What to work on:
Read the records and write them out again exactly.

Data extracts:
+ + + + +

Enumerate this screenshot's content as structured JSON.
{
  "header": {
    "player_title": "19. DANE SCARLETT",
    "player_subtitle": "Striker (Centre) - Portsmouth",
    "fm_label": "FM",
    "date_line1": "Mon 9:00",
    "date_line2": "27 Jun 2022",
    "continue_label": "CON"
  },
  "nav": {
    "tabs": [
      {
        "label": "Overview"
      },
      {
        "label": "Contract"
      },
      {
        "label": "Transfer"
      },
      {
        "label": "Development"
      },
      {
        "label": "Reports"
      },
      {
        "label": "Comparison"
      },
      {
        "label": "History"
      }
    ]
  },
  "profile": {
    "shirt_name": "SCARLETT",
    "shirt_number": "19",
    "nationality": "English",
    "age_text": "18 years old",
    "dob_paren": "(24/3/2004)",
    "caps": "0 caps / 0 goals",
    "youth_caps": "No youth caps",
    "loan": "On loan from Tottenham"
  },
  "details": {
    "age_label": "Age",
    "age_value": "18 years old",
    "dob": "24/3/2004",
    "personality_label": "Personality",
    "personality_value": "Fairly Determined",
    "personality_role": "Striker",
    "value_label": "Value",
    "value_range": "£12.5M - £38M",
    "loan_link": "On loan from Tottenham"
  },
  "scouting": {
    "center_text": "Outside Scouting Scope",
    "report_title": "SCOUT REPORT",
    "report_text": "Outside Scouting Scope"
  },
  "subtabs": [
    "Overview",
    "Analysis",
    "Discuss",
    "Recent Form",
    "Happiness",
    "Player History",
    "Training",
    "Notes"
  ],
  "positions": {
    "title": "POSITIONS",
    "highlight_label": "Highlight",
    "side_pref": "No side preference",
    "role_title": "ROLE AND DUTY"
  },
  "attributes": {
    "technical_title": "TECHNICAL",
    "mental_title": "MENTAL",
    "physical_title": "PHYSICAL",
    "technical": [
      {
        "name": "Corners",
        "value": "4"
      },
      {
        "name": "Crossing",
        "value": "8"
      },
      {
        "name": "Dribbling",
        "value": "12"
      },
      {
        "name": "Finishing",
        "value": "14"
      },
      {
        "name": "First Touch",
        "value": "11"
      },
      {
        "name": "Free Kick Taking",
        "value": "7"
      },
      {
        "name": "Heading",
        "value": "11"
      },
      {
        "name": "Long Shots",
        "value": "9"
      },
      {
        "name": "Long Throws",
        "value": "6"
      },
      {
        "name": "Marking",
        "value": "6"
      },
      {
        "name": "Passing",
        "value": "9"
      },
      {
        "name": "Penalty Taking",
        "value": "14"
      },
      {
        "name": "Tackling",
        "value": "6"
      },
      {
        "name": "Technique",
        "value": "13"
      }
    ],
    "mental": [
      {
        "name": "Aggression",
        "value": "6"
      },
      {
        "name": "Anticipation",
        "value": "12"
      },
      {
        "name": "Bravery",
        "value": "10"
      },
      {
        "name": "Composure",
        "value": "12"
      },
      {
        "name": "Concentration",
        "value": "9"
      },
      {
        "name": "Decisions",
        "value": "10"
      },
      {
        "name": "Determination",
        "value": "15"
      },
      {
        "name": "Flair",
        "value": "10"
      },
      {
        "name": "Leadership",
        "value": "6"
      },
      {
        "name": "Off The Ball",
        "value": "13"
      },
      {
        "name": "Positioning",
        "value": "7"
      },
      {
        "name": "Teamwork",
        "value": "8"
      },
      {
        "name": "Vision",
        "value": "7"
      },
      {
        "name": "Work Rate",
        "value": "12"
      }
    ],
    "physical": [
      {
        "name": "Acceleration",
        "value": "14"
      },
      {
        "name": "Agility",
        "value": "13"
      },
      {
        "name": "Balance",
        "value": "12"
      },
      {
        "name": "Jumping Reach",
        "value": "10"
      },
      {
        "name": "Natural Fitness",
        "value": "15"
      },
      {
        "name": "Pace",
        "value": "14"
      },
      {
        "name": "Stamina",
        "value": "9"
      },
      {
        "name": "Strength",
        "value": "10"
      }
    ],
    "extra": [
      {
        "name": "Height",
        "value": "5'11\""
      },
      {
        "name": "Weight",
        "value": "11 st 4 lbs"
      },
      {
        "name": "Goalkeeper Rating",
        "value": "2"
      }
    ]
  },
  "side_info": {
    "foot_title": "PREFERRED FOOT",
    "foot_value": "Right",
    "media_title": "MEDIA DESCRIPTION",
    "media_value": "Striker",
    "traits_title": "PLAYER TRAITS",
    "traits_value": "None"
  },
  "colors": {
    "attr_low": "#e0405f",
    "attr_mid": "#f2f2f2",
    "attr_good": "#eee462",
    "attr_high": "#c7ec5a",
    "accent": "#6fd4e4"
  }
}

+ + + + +

Output for this task:
Enumerate this screenshot's content as structured JSON.
{
  "header": {
    "player_title": "19. DANE SCARLETT",
    "player_subtitle": "Striker (Centre) - Portsmouth",
    "fm_label": "FM",
    "date_line1": "Mon 9:00",
    "date_line2": "27 Jun 2022",
    "continue_label": "CON"
  },
  "nav": {
    "tabs": [
      {
        "label": "Overview"
      },
      {
        "label": "Contract"
      },
      {
        "label": "Transfer"
      },
      {
        "label": "Development"
      },
      {
        "label": "Reports"
      },
      {
        "label": "Comparison"
      },
      {
        "label": "History"
      }
    ]
  },
  "profile": {
    "shirt_name": "SCARLETT",
    "shirt_number": "19",
    "nationality": "English",
    "age_text": "18 years old",
    "dob_paren": "(24/3/2004)",
    "caps": "0 caps / 0 goals",
    "youth_caps": "No youth caps",
    "loan": "On loan from Tottenham"
  },
  "details": {
    "age_label": "Age",
    "age_value": "18 years old",
    "dob": "24/3/2004",
    "personality_label": "Personality",
    "personality_value": "Fairly Determined",
    "personality_role": "Striker",
    "value_label": "Value",
    "value_range": "£12.5M - £38M",
    "loan_link": "On loan from Tottenham"
  },
  "scouting": {
    "center_text": "Outside Scouting Scope",
    "report_title": "SCOUT REPORT",
    "report_text": "Outside Scouting Scope"
  },
  "subtabs": [
    "Overview",
    "Analysis",
    "Discuss",
    "Recent Form",
    "Happiness",
    "Player History",
    "Training",
    "Notes"
  ],
  "positions": {
    "title": "POSITIONS",
    "highlight_label": "Highlight",
    "side_pref": "No side preference",
    "role_title": "ROLE AND DUTY"
  },
  "attributes": {
    "technical_title": "TECHNICAL",
    "mental_title": "MENTAL",
    "physical_title": "PHYSICAL",
    "technical": [
      {
        "name": "Corners",
        "value": "4"
      },
      {
        "name": "Crossing",
        "value": "8"
      },
      {
        "name": "Dribbling",
        "value": "12"
      },
      {
        "name": "Finishing",
        "value": "14"
      },
      {
        "name": "First Touch",
        "value": "11"
      },
      {
        "name": "Free Kick Taking",
        "value": "7"
      },
      {
        "name": "Heading",
        "value": "11"
      },
      {
        "name": "Long Shots",
        "value": "9"
      },
      {
        "name": "Long Throws",
        "value": "6"
      },
      {
        "name": "Marking",
        "value": "6"
      },
      {
        "name": "Passing",
        "value": "9"
      },
      {
        "name": "Penalty Taking",
        "value": "14"
      },
      {
        "name": "Tackling",
        "value": "6"
      },
      {
        "name": "Technique",
        "value": "13"
      }
    ],
    "mental": [
      {
        "name": "Aggression",
        "value": "6"
      },
      {
        "name": "Anticipation",
        "value": "12"
      },
      {
        "name": "Bravery",
        "value": "10"
      },
      {
        "name": "Composure",
        "value": "12"
      },
      {
        "name": "Concentration",
        "value": "9"
      },
      {
        "name": "Decisions",
        "value": "10"
      },
      {
        "name": "Determination",
        "value": "15"
      },
      {
        "name": "Flair",
        "value": "10"
      },
      {
        "name": "Leadership",
        "value": "6"
      },
      {
        "name": "Off The Ball",
        "value": "13"
      },
      {
        "name": "Positioning",
        "value": "7"
      },
      {
        "name": "Teamwork",
        "value": "8"
      },
      {
        "name": "Vision",
        "value": "7"
      },
      {
        "name": "Work Rate",
        "value": "12"
      }
    ],
    "physical": [
      {
        "name": "Acceleration",
        "value": "14"
      },
      {
        "name": "Agility",
        "value": "13"
      },
      {
        "name": "Balance",
        "value": "12"
      },
      {
        "name": "Jumping Reach",
        "value": "10"
      },
      {
        "name": "Natural Fitness",
        "value": "15"
      },
      {
        "name": "Pace",
        "value": "14"
      },
      {
        "name": "Stamina",
        "value": "9"
      },
      {
        "name": "Strength",
        "value": "10"
      }
    ],
    "extra": [
      {
        "name": "Height",
        "value": "5'11\""
      },
      {
        "name": "Weight",
        "value": "11 st 4 lbs"
      },
      {
        "name": "Goalkeeper Rating",
        "value": "2"
      }
    ]
  },
  "side_info": {
    "foot_title": "PREFERRED FOOT",
    "foot_value": "Right",
    "media_title": "MEDIA DESCRIPTION",
    "media_value": "Striker",
    "traits_title": "PLAYER TRAITS",
    "traits_value": "None"
  },
  "colors": {
    "attr_low": "#e0405f",
    "attr_mid": "#f2f2f2",
    "attr_good": "#eee462",
    "attr_high": "#c7ec5a",
    "accent": "#6fd4e4"
  }
}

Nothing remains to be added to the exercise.